Universal or more widely-available driving training in high schools would cost about $2500 per student but would likely save lives, a driver education network says.
Driving Change Network's national co-ordinator Wendy Robertson welcomed this week's $86.5 million Government driver licence support scheme but said more should be done for students.
"We would have liked it to be more proactive than reactive, and we think it should be in the school system."
The Government said the $86.5m spent over four years would improve access to testing by increasing training and the number of driver testing officers, and similar support.
"There is no shortage of demand when it comes to people who need support for getting their driving licence," Robertson said.
She said the $86.5m included investments for jobseekers and people in prison.
Starting good driver training in school could help young adults achieve full licences faster, she said.
"The data shows people who progress to full licences have fewer accidents."
Robertson said the $2,500 cost per student estimate was based on a professional instructor taking an inexperienced driver to full licence status.
She said it was unrealistic to expect the Government to fund all of that.
And she said in practice, parents who could afford professional driver training for their children should pay for it.
"Relying on parents to do 100 per cent of training, I don't think that's good from a road safety point of view."
Robertson's group is a driver education, training and licensing network of community, industry, Māori, Iwi and philanthropy sectors.

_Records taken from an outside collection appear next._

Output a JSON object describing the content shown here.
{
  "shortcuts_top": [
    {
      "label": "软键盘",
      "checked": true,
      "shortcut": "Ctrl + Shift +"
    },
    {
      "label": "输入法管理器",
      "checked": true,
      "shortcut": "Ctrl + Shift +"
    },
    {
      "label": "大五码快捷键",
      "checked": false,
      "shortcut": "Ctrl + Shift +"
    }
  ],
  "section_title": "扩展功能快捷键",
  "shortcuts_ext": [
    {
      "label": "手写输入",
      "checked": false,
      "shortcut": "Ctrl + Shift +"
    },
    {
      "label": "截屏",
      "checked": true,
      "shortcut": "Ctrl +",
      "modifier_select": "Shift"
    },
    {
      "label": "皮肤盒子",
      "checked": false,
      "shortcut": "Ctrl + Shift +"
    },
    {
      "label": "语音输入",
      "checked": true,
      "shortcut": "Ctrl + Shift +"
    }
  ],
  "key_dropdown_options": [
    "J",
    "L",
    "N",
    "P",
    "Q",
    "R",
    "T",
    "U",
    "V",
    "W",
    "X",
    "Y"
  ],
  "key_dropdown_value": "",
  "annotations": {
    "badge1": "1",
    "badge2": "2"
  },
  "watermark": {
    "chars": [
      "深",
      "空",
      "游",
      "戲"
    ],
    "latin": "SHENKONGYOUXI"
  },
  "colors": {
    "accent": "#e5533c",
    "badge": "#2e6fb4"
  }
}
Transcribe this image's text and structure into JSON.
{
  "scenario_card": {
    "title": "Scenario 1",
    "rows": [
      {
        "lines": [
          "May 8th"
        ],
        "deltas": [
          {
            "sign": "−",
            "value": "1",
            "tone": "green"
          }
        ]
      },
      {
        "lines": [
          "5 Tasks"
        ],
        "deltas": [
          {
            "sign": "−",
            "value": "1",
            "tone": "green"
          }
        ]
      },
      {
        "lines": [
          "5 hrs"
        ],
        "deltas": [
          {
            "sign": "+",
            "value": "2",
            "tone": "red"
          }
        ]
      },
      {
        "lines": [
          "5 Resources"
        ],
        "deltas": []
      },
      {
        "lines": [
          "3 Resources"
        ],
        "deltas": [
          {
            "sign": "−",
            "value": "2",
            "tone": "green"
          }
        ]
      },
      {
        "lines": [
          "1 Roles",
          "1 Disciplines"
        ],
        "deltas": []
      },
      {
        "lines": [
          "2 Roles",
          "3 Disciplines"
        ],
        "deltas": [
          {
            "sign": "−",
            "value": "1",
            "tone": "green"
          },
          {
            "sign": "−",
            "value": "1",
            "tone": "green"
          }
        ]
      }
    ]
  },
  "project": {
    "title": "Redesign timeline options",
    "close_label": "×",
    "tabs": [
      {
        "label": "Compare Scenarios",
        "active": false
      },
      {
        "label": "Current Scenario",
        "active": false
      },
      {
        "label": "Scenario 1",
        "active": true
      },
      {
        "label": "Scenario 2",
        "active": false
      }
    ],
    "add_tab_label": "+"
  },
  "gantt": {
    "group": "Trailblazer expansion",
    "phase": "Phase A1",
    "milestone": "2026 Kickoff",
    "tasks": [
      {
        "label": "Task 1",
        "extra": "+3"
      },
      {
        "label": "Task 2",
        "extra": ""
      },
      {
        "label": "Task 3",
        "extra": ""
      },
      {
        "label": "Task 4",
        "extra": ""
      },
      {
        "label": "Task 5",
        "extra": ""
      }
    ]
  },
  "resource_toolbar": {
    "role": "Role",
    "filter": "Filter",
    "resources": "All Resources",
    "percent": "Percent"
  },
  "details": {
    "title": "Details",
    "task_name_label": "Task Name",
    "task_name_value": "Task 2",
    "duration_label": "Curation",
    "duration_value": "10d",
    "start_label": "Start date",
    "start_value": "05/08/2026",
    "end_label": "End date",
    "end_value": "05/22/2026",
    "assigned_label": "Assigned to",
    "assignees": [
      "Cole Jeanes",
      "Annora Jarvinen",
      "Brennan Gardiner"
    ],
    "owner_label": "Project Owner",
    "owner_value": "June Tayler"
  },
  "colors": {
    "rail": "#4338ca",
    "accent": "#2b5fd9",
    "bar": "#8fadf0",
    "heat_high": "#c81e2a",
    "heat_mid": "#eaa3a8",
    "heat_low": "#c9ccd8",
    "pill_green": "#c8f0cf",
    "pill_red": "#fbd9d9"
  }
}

Minister for Social Development Carmel Sepuloni said the Government was enabling her ministry and Waka Kotahi to work with schools to find the best direct paths for licencing and licencing support.
She said driver training and licencing had important consequences for employment, caregiving, and road safety.

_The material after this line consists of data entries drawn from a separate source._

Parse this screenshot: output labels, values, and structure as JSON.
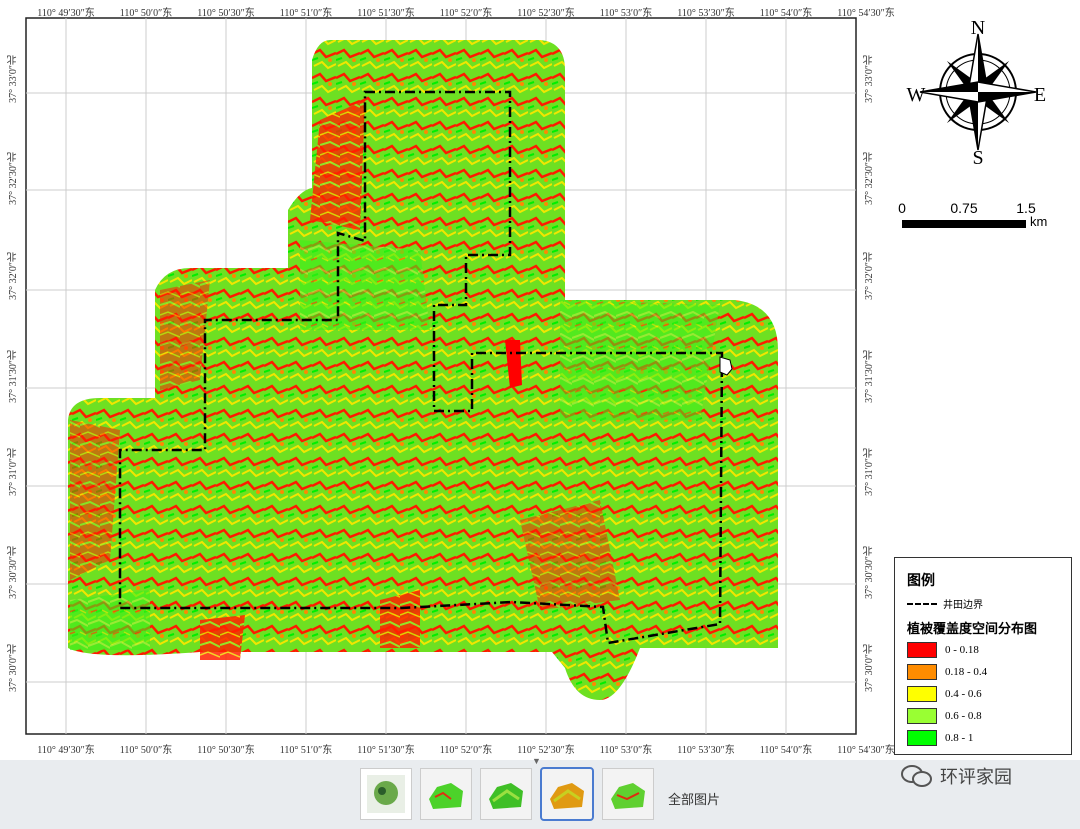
{
  "map": {
    "top_ticks": [
      "110° 49′30″东",
      "110° 50′0″东",
      "110° 50′30″东",
      "110° 51′0″东",
      "110° 51′30″东",
      "110° 52′0″东",
      "110° 52′30″东",
      "110° 53′0″东",
      "110° 53′30″东",
      "110° 54′0″东",
      "110° 54′30″东"
    ],
    "bottom_ticks": [
      "110° 49′30″东",
      "110° 50′0″东",
      "110° 50′30″东",
      "110° 51′0″东",
      "110° 51′30″东",
      "110° 52′0″东",
      "110° 52′30″东",
      "110° 53′0″东",
      "110° 53′30″东",
      "110° 54′0″东",
      "110° 54′30″东"
    ],
    "side_ticks": [
      "37° 33′0″北",
      "37° 32′30″北",
      "37° 32′0″北",
      "37° 31′30″北",
      "37° 31′0″北",
      "37° 30′30″北",
      "37° 30′0″北"
    ]
  },
  "compass": {
    "n": "N",
    "s": "S",
    "e": "E",
    "w": "W"
  },
  "scale_bar": {
    "labels": [
      "0",
      "0.75",
      "1.5"
    ],
    "unit": "km"
  },
  "legend": {
    "title": "图例",
    "boundary_label": "井田边界",
    "subtitle": "植被覆盖度空间分布图",
    "classes": [
      {
        "label": "0 - 0.18",
        "color": "#ff0000"
      },
      {
        "label": "0.18 - 0.4",
        "color": "#ff8c00"
      },
      {
        "label": "0.4 - 0.6",
        "color": "#ffff00"
      },
      {
        "label": "0.6 - 0.8",
        "color": "#99ff33"
      },
      {
        "label": "0.8 - 1",
        "color": "#00ff00"
      }
    ]
  },
  "viewer": {
    "all_pictures_label": "全部图片"
  },
  "watermark": {
    "text": "环评家园"
  }
}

Sepuloni said based on local demographics, different schools might have different driver training needs.
"We need to be very open to local solutions for those particular schools, and that's the plan," she said today.
National's transport spokesman Simeon Brown said the $86.5m announcement failed to address how waiting times for licence tests would be reduced.

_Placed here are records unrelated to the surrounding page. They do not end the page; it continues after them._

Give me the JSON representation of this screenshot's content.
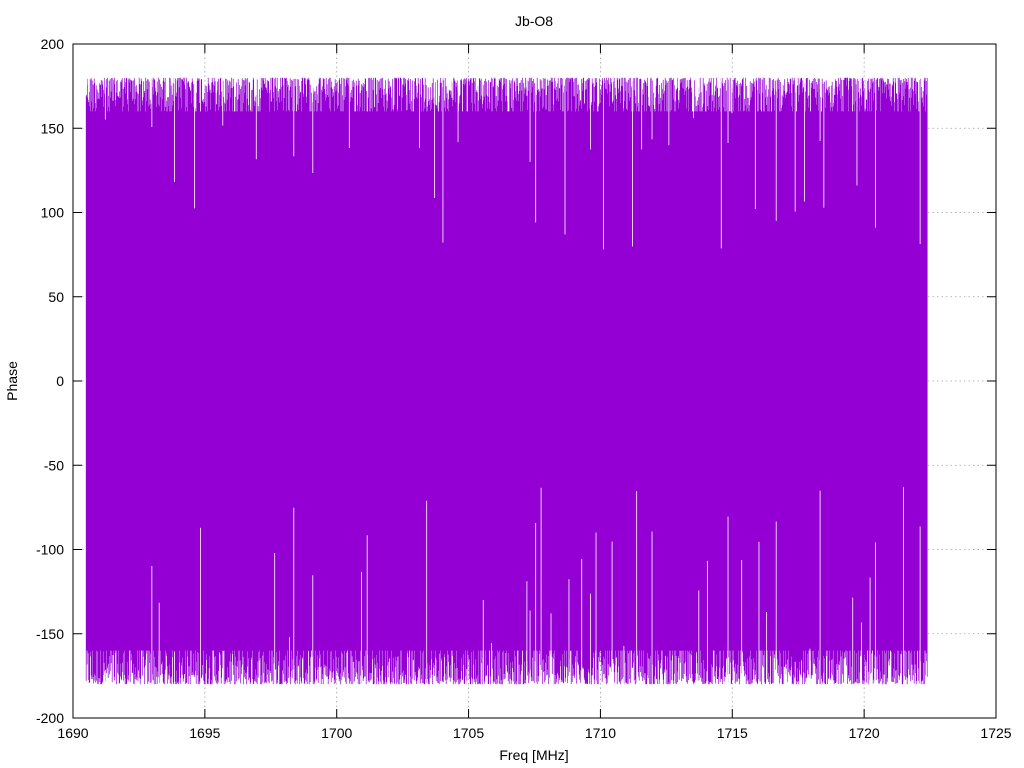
{
  "chart_data": {
    "type": "line",
    "title": "Jb-O8",
    "xlabel": "Freq [MHz]",
    "ylabel": "Phase",
    "xlim": [
      1690,
      1725
    ],
    "ylim": [
      -200,
      200
    ],
    "xticks": [
      "1690",
      "1695",
      "1700",
      "1705",
      "1710",
      "1715",
      "1720",
      "1725"
    ],
    "yticks": [
      "200",
      "150",
      "100",
      "50",
      "0",
      "-50",
      "-100",
      "-150",
      "-200"
    ],
    "grid": true,
    "series": [
      {
        "color": "#9400d3",
        "x_start": 1690.5,
        "x_end": 1722.4,
        "y_min": -180,
        "y_max": 180,
        "description": "dense phase-vs-frequency trace wrapping between -180 and 180 degrees"
      }
    ]
  }
}
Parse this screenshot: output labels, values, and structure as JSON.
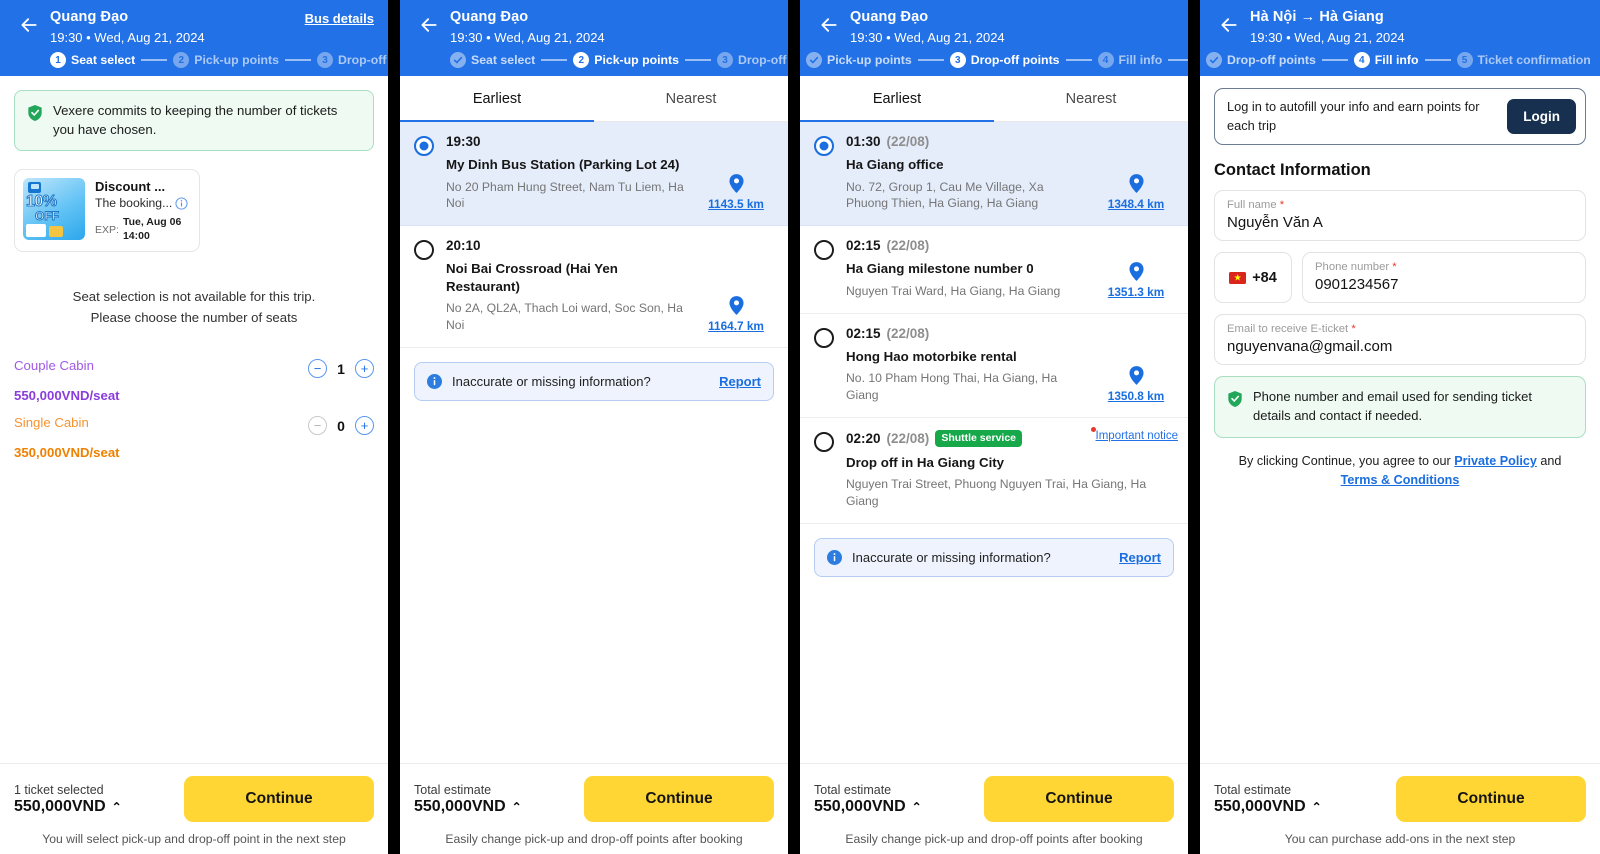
{
  "colors": {
    "header_blue": "#2371e6",
    "continue_yellow": "#ffd633",
    "link_blue": "#1a6ee0",
    "success_green": "#17a84a",
    "login_navy": "#17304f",
    "couple_purple": "#8b3ddb",
    "single_orange": "#ef8100"
  },
  "screen1": {
    "header": {
      "back_icon": "arrow-left-icon",
      "title": "Quang Đạo",
      "subtitle": "19:30 • Wed, Aug 21, 2024",
      "action_label": "Bus details",
      "steps": [
        {
          "num": "1",
          "label": "Seat select",
          "state": "active"
        },
        {
          "num": "2",
          "label": "Pick-up points",
          "state": "todo"
        },
        {
          "num": "3",
          "label": "Drop-off points",
          "state": "todo"
        }
      ]
    },
    "commit_notice": {
      "icon": "shield-check-icon",
      "text": "Vexere commits to keeping the number of tickets you have chosen."
    },
    "promo": {
      "image_badge_percent": "10%",
      "image_badge_off": "OFF",
      "title": "Discount ...",
      "description": "The booking...",
      "info_icon": "info-icon",
      "exp_label": "EXP:",
      "exp_value": "Tue, Aug 06 14:00"
    },
    "seat_message_line1": "Seat selection is not available for this trip.",
    "seat_message_line2": "Please choose the number of seats",
    "cabins": [
      {
        "name": "Couple Cabin",
        "price": "550,000VND/seat",
        "qty": "1",
        "minus_enabled": true,
        "color": "purple"
      },
      {
        "name": "Single Cabin",
        "price": "350,000VND/seat",
        "qty": "0",
        "minus_enabled": false,
        "color": "orange"
      }
    ],
    "footer": {
      "label": "1 ticket selected",
      "amount": "550,000VND",
      "caret": "⌃",
      "continue_label": "Continue",
      "note": "You will select pick-up and drop-off point in the next step"
    }
  },
  "screen2": {
    "header": {
      "back_icon": "arrow-left-icon",
      "title": "Quang Đạo",
      "subtitle": "19:30 • Wed, Aug 21, 2024",
      "steps": [
        {
          "num": "✓",
          "label": "Seat select",
          "state": "done"
        },
        {
          "num": "2",
          "label": "Pick-up points",
          "state": "active"
        },
        {
          "num": "3",
          "label": "Drop-off points",
          "state": "todo"
        }
      ]
    },
    "tabs": [
      {
        "label": "Earliest",
        "active": true
      },
      {
        "label": "Nearest",
        "active": false
      }
    ],
    "points": [
      {
        "time": "19:30",
        "date": "",
        "badge": "",
        "name": "My Dinh Bus Station (Parking Lot 24)",
        "address": "No 20 Pham Hung Street, Nam Tu Liem, Ha Noi",
        "distance": "1143.5 km",
        "selected": true,
        "notice": ""
      },
      {
        "time": "20:10",
        "date": "",
        "badge": "",
        "name": "Noi Bai Crossroad (Hai Yen Restaurant)",
        "address": "No 2A, QL2A, Thach Loi ward, Soc Son, Ha Noi",
        "distance": "1164.7 km",
        "selected": false,
        "notice": ""
      }
    ],
    "report": {
      "icon": "info-circle-icon",
      "text": "Inaccurate or missing information?",
      "link": "Report"
    },
    "footer": {
      "label": "Total estimate",
      "amount": "550,000VND",
      "caret": "⌃",
      "continue_label": "Continue",
      "note": "Easily change pick-up and drop-off points after booking"
    }
  },
  "screen3": {
    "header": {
      "back_icon": "arrow-left-icon",
      "title": "Quang Đạo",
      "subtitle": "19:30 • Wed, Aug 21, 2024",
      "steps": [
        {
          "num": "✓",
          "label": "Pick-up points",
          "state": "done"
        },
        {
          "num": "3",
          "label": "Drop-off points",
          "state": "active"
        },
        {
          "num": "4",
          "label": "Fill info",
          "state": "todo"
        }
      ]
    },
    "tabs": [
      {
        "label": "Earliest",
        "active": true
      },
      {
        "label": "Nearest",
        "active": false
      }
    ],
    "points": [
      {
        "time": "01:30",
        "date": "(22/08)",
        "badge": "",
        "name": "Ha Giang office",
        "address": "No. 72, Group 1, Cau Me Village, Xa Phuong Thien, Ha Giang, Ha Giang",
        "distance": "1348.4 km",
        "selected": true,
        "notice": ""
      },
      {
        "time": "02:15",
        "date": "(22/08)",
        "badge": "",
        "name": "Ha Giang milestone number 0",
        "address": "Nguyen Trai Ward, Ha Giang, Ha Giang",
        "distance": "1351.3 km",
        "selected": false,
        "notice": ""
      },
      {
        "time": "02:15",
        "date": "(22/08)",
        "badge": "",
        "name": "Hong Hao motorbike rental",
        "address": "No. 10 Pham Hong Thai, Ha Giang, Ha Giang",
        "distance": "1350.8 km",
        "selected": false,
        "notice": ""
      },
      {
        "time": "02:20",
        "date": "(22/08)",
        "badge": "Shuttle service",
        "name": "Drop off in Ha Giang City",
        "address": "Nguyen Trai Street, Phuong Nguyen Trai, Ha Giang, Ha Giang",
        "distance": "",
        "selected": false,
        "notice": "Important notice"
      }
    ],
    "report": {
      "icon": "info-circle-icon",
      "text": "Inaccurate or missing information?",
      "link": "Report"
    },
    "footer": {
      "label": "Total estimate",
      "amount": "550,000VND",
      "caret": "⌃",
      "continue_label": "Continue",
      "note": "Easily change pick-up and drop-off points after booking"
    }
  },
  "screen4": {
    "header": {
      "back_icon": "arrow-left-icon",
      "title": "Hà Nội → Hà Giang",
      "subtitle": "19:30 • Wed, Aug 21, 2024",
      "steps": [
        {
          "num": "✓",
          "label": "Drop-off points",
          "state": "done"
        },
        {
          "num": "4",
          "label": "Fill info",
          "state": "active"
        },
        {
          "num": "5",
          "label": "Ticket confirmation",
          "state": "todo"
        }
      ]
    },
    "login_box": {
      "text": "Log in to autofill your info and earn points for each trip",
      "button_label": "Login"
    },
    "section_title": "Contact Information",
    "fields": {
      "full_name": {
        "label": "Full name",
        "required": "*",
        "value": "Nguyễn Văn A"
      },
      "country_code": {
        "flag": "vietnam-flag-icon",
        "value": "+84"
      },
      "phone": {
        "label": "Phone number",
        "required": "*",
        "value": "0901234567"
      },
      "email": {
        "label": "Email to receive E-ticket",
        "required": "*",
        "value": "nguyenvana@gmail.com"
      }
    },
    "green_note": {
      "icon": "shield-check-icon",
      "text": "Phone number and email used for sending ticket details and contact if needed."
    },
    "terms": {
      "prefix": "By clicking Continue, you agree to our ",
      "link1": "Private Policy",
      "middle": " and ",
      "link2": "Terms & Conditions"
    },
    "footer": {
      "label": "Total estimate",
      "amount": "550,000VND",
      "caret": "⌃",
      "continue_label": "Continue",
      "note": "You can purchase add-ons in the next step"
    }
  }
}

"Labour will continue to use Covid as a scapegoat, even though waiting times to sit a driver licence have increased dramatically in 2019 and have only got worse since then."
National's social development spokeswoman Louise Upston said Labour failed to deliver a 2017 promise to provide five hours of professional driving lessons, defensive driving courses and free licence testing to senior high school students.